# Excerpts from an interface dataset
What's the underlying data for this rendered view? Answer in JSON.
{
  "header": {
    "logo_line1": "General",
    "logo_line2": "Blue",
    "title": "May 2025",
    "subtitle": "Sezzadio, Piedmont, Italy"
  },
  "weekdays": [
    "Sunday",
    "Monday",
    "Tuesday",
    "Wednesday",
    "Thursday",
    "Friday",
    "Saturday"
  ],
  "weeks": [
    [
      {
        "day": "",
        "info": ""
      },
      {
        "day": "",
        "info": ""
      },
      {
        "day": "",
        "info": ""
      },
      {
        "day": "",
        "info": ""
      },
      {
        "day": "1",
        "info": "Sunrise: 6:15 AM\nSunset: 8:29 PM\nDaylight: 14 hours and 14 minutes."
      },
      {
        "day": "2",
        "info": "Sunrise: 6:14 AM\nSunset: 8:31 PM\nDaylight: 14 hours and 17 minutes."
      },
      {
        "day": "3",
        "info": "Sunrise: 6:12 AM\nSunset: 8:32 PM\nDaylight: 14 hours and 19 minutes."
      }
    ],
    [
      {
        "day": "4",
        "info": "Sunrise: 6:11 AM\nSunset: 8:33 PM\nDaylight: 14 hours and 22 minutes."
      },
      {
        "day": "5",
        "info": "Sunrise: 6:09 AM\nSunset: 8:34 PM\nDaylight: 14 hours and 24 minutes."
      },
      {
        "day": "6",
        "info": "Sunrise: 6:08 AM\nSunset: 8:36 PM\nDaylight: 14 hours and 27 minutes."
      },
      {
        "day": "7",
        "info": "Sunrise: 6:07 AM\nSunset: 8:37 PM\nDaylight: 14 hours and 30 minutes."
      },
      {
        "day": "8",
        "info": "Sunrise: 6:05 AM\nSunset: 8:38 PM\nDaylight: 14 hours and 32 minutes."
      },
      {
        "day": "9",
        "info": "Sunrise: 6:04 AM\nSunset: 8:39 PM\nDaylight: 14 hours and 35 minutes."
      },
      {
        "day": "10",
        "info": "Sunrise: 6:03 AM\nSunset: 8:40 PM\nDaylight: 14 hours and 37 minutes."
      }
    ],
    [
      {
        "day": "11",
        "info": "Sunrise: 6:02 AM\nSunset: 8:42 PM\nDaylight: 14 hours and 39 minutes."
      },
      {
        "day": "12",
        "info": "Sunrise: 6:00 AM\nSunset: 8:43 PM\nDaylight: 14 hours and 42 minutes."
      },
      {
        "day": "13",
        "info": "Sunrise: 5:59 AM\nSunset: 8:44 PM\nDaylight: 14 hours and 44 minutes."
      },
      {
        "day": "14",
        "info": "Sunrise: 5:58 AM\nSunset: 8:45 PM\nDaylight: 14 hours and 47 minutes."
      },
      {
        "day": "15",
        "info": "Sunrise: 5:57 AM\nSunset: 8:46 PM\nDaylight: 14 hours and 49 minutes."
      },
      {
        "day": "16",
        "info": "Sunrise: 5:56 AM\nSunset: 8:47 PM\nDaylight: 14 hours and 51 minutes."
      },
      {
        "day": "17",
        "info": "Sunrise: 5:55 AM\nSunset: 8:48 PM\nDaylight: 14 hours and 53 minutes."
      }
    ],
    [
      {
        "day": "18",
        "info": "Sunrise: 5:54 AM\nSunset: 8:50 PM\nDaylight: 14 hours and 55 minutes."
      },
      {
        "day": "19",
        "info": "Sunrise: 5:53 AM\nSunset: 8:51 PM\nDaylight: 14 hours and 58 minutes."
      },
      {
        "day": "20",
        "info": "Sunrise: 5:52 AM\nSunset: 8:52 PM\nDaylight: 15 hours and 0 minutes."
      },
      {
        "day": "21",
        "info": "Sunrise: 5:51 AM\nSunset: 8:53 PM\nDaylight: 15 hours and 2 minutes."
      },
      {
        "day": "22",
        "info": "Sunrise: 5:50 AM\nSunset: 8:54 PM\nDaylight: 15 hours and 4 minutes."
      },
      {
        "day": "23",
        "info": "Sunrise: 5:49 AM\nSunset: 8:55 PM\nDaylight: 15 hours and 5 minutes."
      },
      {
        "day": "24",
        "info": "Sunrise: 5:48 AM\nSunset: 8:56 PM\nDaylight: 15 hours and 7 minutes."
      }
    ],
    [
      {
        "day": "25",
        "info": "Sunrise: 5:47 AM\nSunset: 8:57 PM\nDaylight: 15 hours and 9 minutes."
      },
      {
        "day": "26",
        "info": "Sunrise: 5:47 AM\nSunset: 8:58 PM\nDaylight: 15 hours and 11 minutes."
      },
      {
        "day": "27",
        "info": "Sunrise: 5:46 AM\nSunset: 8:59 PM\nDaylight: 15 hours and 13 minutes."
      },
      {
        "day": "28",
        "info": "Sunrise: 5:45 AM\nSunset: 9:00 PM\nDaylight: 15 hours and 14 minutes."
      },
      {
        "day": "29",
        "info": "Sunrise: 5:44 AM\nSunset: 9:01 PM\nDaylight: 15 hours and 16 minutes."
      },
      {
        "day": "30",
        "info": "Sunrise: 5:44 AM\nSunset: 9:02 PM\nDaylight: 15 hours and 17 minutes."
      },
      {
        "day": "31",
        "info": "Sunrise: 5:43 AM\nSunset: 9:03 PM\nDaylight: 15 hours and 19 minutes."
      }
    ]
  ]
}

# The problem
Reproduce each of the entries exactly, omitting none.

# The completed task
What's the underlying data for this rendered view? Answer in JSON.
{
  "header": {
    "logo_line1": "General",
    "logo_line2": "Blue",
    "title": "May 2025",
    "subtitle": "Sezzadio, Piedmont, Italy"
  },
  "weekdays": [
    "Sunday",
    "Monday",
    "Tuesday",
    "Wednesday",
    "Thursday",
    "Friday",
    "Saturday"
  ],
  "weeks": [
    [
      {
        "day": "",
        "info": ""
      },
      {
        "day": "",
        "info": ""
      },
      {
        "day": "",
        "info": ""
      },
      {
        "day": "",
        "info": ""
      },
      {
        "day": "1",
        "info": "Sunrise: 6:15 AM\nSunset: 8:29 PM\nDaylight: 14 hours and 14 minutes."
      },
      {
        "day": "2",
        "info": "Sunrise: 6:14 AM\nSunset: 8:31 PM\nDaylight: 14 hours and 17 minutes."
      },
      {
        "day": "3",
        "info": "Sunrise: 6:12 AM\nSunset: 8:32 PM\nDaylight: 14 hours and 19 minutes."
      }
    ],
    [
      {
        "day": "4",
        "info": "Sunrise: 6:11 AM\nSunset: 8:33 PM\nDaylight: 14 hours and 22 minutes."
      },
      {
        "day": "5",
        "info": "Sunrise: 6:09 AM\nSunset: 8:34 PM\nDaylight: 14 hours and 24 minutes."
      },
      {
        "day": "6",
        "info": "Sunrise: 6:08 AM\nSunset: 8:36 PM\nDaylight: 14 hours and 27 minutes."
      },
      {
        "day": "7",
        "info": "Sunrise: 6:07 AM\nSunset: 8:37 PM\nDaylight: 14 hours and 30 minutes."
      },
      {
        "day": "8",
        "info": "Sunrise: 6:05 AM\nSunset: 8:38 PM\nDaylight: 14 hours and 32 minutes."
      },
      {
        "day": "9",
        "info": "Sunrise: 6:04 AM\nSunset: 8:39 PM\nDaylight: 14 hours and 35 minutes."
      },
      {
        "day": "10",
        "info": "Sunrise: 6:03 AM\nSunset: 8:40 PM\nDaylight: 14 hours and 37 minutes."
      }
    ],
    [
      {
        "day": "11",
        "info": "Sunrise: 6:02 AM\nSunset: 8:42 PM\nDaylight: 14 hours and 39 minutes."
      },
      {
        "day": "12",
        "info": "Sunrise: 6:00 AM\nSunset: 8:43 PM\nDaylight: 14 hours and 42 minutes."
      },
      {
        "day": "13",
        "info": "Sunrise: 5:59 AM\nSunset: 8:44 PM\nDaylight: 14 hours and 44 minutes."
      },
      {
        "day": "14",
        "info": "Sunrise: 5:58 AM\nSunset: 8:45 PM\nDaylight: 14 hours and 47 minutes."
      },
      {
        "day": "15",
        "info": "Sunrise: 5:57 AM\nSunset: 8:46 PM\nDaylight: 14 hours and 49 minutes."
      },
      {
        "day": "16",
        "info": "Sunrise: 5:56 AM\nSunset: 8:47 PM\nDaylight: 14 hours and 51 minutes."
      },
      {
        "day": "17",
        "info": "Sunrise: 5:55 AM\nSunset: 8:48 PM\nDaylight: 14 hours and 53 minutes."
      }
    ],
    [
      {
        "day": "18",
        "info": "Sunrise: 5:54 AM\nSunset: 8:50 PM\nDaylight: 14 hours and 55 minutes."
      },
      {
        "day": "19",
        "info": "Sunrise: 5:53 AM\nSunset: 8:51 PM\nDaylight: 14 hours and 58 minutes."
      },
      {
        "day": "20",
        "info": "Sunrise: 5:52 AM\nSunset: 8:52 PM\nDaylight: 15 hours and 0 minutes."
      },
      {
        "day": "21",
        "info": "Sunrise: 5:51 AM\nSunset: 8:53 PM\nDaylight: 15 hours and 2 minutes."
      },
      {
        "day": "22",
        "info": "Sunrise: 5:50 AM\nSunset: 8:54 PM\nDaylight: 15 hours and 4 minutes."
      },
      {
        "day": "23",
        "info": "Sunrise: 5:49 AM\nSunset: 8:55 PM\nDaylight: 15 hours and 5 minutes."
      },
      {
        "day": "24",
        "info": "Sunrise: 5:48 AM\nSunset: 8:56 PM\nDaylight: 15 hours and 7 minutes."
      }
    ],
    [
      {
        "day": "25",
        "info": "Sunrise: 5:47 AM\nSunset: 8:57 PM\nDaylight: 15 hours and 9 minutes."
      },
      {
        "day": "26",
        "info": "Sunrise: 5:47 AM\nSunset: 8:58 PM\nDaylight: 15 hours and 11 minutes."
      },
      {
        "day": "27",
        "info": "Sunrise: 5:46 AM\nSunset: 8:59 PM\nDaylight: 15 hours and 13 minutes."
      },
      {
        "day": "28",
        "info": "Sunrise: 5:45 AM\nSunset: 9:00 PM\nDaylight: 15 hours and 14 minutes."
      },
      {
        "day": "29",
        "info": "Sunrise: 5:44 AM\nSunset: 9:01 PM\nDaylight: 15 hours and 16 minutes."
      },
      {
        "day": "30",
        "info": "Sunrise: 5:44 AM\nSunset: 9:02 PM\nDaylight: 15 hours and 17 minutes."
      },
      {
        "day": "31",
        "info": "Sunrise: 5:43 AM\nSunset: 9:03 PM\nDaylight: 15 hours and 19 minutes."
      }
    ]
  ]
}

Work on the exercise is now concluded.